## EXERCISE DESCRIPTION
Scan the entries below for the word "Motor". Copy each line that has it.

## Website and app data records
»»
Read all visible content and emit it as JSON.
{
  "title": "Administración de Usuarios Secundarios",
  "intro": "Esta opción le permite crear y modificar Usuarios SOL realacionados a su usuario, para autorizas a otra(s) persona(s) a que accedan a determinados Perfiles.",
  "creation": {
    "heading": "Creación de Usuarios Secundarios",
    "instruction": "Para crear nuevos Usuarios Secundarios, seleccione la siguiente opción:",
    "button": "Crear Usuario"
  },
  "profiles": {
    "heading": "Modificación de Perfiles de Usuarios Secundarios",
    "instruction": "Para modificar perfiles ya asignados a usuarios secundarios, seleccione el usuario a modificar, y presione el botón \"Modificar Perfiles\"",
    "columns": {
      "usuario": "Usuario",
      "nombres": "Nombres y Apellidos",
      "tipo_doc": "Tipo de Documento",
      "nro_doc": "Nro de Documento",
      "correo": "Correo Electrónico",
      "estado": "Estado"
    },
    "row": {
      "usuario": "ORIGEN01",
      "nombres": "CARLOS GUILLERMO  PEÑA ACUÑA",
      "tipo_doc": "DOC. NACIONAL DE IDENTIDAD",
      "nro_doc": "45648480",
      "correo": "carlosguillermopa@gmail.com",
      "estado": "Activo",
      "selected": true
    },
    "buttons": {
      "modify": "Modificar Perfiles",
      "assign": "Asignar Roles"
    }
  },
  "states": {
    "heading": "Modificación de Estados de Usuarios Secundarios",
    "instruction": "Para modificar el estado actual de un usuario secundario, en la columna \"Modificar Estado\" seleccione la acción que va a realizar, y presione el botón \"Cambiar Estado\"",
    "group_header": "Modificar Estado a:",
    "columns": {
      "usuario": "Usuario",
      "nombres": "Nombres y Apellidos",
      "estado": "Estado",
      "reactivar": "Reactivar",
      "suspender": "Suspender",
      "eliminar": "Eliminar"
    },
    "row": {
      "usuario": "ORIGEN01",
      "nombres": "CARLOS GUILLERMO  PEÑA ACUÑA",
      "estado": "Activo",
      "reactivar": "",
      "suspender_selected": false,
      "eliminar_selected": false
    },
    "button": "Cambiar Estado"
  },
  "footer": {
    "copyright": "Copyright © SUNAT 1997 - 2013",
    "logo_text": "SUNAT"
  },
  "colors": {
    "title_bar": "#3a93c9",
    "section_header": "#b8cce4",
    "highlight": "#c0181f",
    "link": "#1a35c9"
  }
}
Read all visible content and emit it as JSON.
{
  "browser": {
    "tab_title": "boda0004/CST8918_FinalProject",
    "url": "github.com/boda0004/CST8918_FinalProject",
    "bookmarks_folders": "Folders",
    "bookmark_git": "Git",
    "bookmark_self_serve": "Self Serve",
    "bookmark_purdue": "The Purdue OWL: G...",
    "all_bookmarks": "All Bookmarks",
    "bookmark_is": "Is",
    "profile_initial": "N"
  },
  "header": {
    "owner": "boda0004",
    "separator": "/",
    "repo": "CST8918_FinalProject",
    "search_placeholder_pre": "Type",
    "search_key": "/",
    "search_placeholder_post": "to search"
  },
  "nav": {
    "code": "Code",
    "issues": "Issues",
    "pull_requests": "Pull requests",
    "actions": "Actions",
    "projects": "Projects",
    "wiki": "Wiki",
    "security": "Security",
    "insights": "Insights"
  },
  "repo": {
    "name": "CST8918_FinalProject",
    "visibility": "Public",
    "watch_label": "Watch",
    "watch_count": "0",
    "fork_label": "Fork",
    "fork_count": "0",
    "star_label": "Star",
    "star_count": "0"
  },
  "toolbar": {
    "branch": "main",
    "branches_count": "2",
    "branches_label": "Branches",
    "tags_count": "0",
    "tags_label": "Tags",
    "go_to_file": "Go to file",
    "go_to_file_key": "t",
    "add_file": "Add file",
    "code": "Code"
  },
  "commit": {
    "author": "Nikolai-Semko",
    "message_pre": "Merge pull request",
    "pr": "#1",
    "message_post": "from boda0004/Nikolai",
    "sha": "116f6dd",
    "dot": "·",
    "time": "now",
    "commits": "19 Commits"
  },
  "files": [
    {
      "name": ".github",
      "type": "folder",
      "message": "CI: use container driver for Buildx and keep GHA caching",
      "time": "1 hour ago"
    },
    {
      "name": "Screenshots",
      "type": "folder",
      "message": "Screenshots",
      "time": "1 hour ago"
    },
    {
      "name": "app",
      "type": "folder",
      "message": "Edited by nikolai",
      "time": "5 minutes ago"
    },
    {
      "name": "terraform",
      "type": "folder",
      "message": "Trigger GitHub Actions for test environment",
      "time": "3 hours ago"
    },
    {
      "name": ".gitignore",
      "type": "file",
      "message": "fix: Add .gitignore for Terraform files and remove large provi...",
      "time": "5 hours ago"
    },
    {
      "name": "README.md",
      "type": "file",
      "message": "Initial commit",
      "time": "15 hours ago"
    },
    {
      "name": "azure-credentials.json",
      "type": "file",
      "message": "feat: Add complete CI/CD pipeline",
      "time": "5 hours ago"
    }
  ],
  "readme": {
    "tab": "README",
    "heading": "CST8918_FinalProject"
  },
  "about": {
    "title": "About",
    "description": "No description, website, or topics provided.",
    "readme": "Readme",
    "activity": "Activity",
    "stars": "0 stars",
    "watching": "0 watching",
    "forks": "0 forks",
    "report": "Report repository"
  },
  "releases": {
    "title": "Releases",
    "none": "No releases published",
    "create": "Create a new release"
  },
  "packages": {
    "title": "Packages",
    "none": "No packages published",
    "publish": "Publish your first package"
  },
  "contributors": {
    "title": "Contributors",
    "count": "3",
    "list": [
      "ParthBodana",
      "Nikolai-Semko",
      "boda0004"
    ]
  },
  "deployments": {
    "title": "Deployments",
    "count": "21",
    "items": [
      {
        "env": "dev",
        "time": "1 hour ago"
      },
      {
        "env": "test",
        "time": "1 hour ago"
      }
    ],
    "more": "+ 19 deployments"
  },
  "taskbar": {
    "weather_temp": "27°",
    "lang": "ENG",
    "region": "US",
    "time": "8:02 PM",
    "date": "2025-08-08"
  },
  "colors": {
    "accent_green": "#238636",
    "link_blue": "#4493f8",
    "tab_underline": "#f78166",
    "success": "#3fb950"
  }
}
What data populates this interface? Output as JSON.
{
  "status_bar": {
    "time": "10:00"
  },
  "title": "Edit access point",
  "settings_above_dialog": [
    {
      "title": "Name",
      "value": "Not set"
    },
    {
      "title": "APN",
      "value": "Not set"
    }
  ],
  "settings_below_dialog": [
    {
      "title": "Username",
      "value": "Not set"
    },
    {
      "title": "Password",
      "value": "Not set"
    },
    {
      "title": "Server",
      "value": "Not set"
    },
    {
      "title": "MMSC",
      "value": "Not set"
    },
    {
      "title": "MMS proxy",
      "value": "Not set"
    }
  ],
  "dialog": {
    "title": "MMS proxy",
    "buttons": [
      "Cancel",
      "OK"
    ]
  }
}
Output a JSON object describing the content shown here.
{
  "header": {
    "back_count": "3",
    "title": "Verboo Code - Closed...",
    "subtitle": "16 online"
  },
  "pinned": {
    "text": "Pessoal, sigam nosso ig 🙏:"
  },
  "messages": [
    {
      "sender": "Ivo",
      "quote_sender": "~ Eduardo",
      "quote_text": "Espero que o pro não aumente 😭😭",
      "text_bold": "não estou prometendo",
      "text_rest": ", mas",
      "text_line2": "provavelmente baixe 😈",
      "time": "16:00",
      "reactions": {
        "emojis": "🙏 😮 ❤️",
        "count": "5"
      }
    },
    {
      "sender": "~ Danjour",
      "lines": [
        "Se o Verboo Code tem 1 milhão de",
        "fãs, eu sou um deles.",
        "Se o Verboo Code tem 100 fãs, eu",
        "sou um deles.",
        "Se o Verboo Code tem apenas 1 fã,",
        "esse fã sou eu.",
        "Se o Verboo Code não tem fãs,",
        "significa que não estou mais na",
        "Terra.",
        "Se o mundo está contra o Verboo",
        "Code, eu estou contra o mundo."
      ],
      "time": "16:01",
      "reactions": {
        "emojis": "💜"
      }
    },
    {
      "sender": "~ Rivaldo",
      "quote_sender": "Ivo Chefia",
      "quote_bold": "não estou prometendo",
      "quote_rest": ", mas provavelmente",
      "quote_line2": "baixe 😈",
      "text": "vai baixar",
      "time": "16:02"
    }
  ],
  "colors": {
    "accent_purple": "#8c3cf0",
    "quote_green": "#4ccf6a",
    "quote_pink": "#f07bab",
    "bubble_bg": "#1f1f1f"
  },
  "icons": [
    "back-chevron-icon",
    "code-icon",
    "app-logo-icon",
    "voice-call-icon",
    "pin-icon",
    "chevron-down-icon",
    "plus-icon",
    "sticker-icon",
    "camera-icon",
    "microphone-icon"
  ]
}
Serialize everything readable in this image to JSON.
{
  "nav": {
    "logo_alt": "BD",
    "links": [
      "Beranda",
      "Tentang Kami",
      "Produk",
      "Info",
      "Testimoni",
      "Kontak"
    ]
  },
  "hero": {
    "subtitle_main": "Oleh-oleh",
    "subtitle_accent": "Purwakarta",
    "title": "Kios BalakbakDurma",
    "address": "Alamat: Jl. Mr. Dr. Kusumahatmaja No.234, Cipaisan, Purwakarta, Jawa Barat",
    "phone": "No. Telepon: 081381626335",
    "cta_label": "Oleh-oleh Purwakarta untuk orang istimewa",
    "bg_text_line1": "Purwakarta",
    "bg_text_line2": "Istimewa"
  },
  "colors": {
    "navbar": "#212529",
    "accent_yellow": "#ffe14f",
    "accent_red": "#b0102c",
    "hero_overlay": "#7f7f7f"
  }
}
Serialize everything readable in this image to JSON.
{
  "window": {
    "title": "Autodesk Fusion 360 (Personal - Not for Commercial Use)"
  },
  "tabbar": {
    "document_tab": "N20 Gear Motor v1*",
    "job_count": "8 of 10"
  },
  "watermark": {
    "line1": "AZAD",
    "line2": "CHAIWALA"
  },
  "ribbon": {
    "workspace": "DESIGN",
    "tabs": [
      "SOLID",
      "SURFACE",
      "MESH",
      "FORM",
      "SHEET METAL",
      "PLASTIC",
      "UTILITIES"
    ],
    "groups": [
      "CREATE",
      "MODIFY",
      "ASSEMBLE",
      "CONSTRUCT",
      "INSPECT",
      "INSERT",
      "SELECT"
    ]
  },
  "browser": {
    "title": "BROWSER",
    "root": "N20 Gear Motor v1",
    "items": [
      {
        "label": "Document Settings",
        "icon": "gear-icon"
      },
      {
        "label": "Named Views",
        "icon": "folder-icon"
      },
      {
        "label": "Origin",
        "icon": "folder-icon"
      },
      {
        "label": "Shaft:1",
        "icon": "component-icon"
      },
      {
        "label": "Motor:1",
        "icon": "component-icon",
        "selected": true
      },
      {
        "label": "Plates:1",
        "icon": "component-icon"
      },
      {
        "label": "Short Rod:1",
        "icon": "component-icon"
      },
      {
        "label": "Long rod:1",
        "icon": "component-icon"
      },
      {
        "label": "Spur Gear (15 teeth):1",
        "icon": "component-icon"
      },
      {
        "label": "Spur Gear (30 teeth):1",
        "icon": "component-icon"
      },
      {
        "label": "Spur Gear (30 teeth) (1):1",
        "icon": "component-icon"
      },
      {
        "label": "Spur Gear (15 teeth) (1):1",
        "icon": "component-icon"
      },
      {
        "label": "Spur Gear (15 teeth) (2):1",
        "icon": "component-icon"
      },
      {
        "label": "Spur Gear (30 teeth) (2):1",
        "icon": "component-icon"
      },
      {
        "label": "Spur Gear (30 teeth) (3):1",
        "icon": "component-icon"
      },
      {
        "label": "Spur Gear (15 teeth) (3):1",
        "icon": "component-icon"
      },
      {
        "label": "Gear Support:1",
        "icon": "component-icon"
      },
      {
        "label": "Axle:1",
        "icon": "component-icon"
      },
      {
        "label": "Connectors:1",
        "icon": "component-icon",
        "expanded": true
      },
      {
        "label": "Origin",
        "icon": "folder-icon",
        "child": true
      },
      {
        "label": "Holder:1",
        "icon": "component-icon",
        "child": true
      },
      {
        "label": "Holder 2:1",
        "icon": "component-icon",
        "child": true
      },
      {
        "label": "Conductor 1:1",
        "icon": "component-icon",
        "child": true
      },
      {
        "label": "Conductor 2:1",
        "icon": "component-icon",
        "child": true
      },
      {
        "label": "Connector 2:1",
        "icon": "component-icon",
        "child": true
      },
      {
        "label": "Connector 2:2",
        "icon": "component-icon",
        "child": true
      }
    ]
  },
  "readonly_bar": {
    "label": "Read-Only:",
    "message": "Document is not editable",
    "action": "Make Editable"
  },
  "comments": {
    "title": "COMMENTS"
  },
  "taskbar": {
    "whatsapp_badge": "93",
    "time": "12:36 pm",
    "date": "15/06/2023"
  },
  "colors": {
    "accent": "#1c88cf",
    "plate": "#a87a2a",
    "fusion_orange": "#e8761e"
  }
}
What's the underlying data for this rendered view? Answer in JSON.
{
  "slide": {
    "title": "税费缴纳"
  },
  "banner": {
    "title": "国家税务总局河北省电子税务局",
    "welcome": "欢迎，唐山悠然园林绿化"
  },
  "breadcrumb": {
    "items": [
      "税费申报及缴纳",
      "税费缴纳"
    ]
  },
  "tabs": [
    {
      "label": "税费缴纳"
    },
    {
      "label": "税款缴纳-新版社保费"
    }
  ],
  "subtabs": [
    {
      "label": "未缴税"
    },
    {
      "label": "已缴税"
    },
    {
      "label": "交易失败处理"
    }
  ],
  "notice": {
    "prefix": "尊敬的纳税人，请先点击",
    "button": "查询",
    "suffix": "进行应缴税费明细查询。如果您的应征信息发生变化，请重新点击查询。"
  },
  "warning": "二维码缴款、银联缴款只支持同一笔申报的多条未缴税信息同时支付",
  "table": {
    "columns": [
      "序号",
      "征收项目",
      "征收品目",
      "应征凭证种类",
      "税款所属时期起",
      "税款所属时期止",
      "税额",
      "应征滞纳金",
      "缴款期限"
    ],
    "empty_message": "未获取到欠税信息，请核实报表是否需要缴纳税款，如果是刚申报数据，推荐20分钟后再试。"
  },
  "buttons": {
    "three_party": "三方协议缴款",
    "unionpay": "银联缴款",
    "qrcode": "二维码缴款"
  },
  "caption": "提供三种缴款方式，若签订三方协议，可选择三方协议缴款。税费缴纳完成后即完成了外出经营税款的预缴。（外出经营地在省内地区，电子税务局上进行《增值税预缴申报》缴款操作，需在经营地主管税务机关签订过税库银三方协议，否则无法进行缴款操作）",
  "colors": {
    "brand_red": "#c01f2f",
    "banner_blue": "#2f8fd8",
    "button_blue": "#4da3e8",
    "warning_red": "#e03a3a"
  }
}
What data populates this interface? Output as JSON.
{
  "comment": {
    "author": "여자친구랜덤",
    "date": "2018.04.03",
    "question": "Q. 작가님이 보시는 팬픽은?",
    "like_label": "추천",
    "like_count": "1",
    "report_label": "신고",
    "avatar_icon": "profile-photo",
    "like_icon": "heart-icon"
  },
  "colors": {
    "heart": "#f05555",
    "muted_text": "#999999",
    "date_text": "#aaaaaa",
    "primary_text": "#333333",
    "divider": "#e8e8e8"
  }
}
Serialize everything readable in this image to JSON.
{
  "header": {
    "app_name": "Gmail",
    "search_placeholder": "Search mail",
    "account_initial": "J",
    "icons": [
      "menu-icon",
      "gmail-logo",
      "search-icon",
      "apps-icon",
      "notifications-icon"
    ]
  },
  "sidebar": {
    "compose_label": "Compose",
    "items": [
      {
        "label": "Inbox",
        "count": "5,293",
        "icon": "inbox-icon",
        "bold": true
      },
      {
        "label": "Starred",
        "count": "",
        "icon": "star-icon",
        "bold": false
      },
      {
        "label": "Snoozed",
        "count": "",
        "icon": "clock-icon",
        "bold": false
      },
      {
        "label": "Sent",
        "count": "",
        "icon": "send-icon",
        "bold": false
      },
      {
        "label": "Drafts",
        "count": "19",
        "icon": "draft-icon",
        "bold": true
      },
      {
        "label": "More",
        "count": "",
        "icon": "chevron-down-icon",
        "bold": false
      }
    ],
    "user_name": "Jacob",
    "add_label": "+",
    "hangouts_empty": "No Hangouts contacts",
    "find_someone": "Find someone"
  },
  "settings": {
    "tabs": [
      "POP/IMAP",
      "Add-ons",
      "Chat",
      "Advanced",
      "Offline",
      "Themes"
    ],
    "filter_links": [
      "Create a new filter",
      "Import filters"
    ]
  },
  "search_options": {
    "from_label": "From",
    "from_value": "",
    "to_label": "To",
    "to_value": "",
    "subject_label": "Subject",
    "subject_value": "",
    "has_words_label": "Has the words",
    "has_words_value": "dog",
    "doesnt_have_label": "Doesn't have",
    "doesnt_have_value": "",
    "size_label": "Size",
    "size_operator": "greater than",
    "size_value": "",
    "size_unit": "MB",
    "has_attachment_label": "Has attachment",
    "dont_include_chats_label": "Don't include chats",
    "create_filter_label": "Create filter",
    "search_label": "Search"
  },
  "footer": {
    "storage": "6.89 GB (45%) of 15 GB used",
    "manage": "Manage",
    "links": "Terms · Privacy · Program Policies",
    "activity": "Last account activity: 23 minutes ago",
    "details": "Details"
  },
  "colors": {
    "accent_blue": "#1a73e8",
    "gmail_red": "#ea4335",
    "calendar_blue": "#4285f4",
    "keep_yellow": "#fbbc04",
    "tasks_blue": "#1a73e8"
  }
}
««
## RESULT BELOW
    "document_tab": "N20 Gear Motor v1*",
    "root": "N20 Gear Motor v1",
        "label": "Motor:1",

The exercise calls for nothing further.